Rick Dempsey hit a routine chop that ticked off the glove of third baseman Bert Campaneris, who mistimed his leap, for a two-run single.

Speaking of Martin's two precipitous infield-in decisions, Palmer said, "It was dumb. Both times. Billy panicked."

Martin has always injected himself into the game on any pretext. To second-guess him is to question his basic style.

Still, it was a bizarre team he fielded this afternoon, a lineup that included Campaneris, 41, at third, Cerone (hitting .202), Larry Milbourne at short, Omar Moreno in center and Roger Erickson in long relief. Shades of Ruben Amaro, Jake Gibbs, Jerry Kenney, Roger Repoz and Dooley Womack.

"Can you immagine Detroit or Milwaukee putting a lineup like that out there in a game that might be their last stand?" asked Palmer.

Shelby singled and Ripken knocked out Righetti with an RBI single to right. That five-run lead was just what the sore-kneed Flanagan needed. Flanagan (11-3) lasted 8 1/3 innings and struck out eight, despite allowing 11 hits.

"My knee is sore," said Flanagan, who threw 107 pitches. "I'll see a doctor in Boston tomorrow." He also has an arthritic hip.

The Orioles outdid themselves in Flanagan's defense. Dauer made both a leaping and a diving grab. Shelby's throws to home were so accurate that catcher Dempsey said it was "a tossup" whether Flanagan or Shelby had better control. "Smoked 'em both," said Dempsey, who had the ball waiting for Griffey when he tried to score on a single by Don Baylor.

Finally, in the ninth, Flanagan, pitching on three days' rest, was exhausted. He walked Winfield and gave up a two-run homer to Baylor. With a man on first and one out, Tippy Martinez entered and finished his fourth game of the series, earning his 17th save.

"My arm was numb," said Martinez. But his luck was good. Cerone hit his first pitch to the track in left for an out.

After the last Yankee ground out, postmortems were a dime a dozen.

"Scoring six off (Goose) Gossage in the ninth in the opener on Saturday was the pendulum game," said Orioles Manager Joe Altobelli.

"They just came out and played better baseball than we did," said Randolph. "They're a well-rounded club. I have . . . respect for the Orioles. In the first, I thought Righetti was going to have one of his (big) days. But Baltimore keeps its cool. They won't fold up their tent and say, 'Here he is.' Make a mistake and they capitalize."

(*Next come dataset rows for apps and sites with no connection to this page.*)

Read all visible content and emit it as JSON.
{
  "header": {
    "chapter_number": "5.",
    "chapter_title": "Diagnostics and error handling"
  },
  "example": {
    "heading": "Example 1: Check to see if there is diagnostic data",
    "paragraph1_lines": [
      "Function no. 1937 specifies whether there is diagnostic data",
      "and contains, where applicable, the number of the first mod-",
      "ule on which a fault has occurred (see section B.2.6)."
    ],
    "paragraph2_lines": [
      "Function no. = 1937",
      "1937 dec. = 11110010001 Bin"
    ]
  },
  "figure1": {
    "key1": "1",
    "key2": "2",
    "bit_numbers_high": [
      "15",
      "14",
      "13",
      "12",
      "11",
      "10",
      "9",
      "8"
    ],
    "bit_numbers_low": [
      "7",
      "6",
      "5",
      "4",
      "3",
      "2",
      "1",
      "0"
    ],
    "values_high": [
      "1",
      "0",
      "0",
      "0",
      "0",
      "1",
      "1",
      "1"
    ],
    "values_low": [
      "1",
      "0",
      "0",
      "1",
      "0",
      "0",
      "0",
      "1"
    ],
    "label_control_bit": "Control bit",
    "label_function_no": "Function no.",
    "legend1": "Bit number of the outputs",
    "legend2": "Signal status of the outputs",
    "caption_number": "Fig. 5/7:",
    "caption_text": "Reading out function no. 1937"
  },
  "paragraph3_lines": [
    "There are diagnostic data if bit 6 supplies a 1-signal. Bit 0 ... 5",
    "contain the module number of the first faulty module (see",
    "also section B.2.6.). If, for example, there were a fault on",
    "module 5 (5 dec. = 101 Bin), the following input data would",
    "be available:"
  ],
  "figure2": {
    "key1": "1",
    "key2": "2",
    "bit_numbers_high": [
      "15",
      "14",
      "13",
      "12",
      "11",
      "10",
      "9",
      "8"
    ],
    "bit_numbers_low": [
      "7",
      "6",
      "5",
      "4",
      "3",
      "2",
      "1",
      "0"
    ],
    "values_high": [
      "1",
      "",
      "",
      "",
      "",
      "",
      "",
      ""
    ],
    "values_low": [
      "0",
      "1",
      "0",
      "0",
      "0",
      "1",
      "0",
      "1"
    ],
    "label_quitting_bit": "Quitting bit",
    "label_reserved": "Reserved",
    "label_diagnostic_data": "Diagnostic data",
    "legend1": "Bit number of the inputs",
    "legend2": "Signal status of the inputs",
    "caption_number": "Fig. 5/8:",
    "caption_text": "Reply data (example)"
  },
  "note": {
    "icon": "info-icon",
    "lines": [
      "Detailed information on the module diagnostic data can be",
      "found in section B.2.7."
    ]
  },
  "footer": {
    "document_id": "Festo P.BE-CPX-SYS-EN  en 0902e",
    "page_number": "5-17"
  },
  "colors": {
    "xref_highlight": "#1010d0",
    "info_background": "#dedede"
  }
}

"It's going to be very, very, very tough," said Gossage.

Maybe even tougher than that.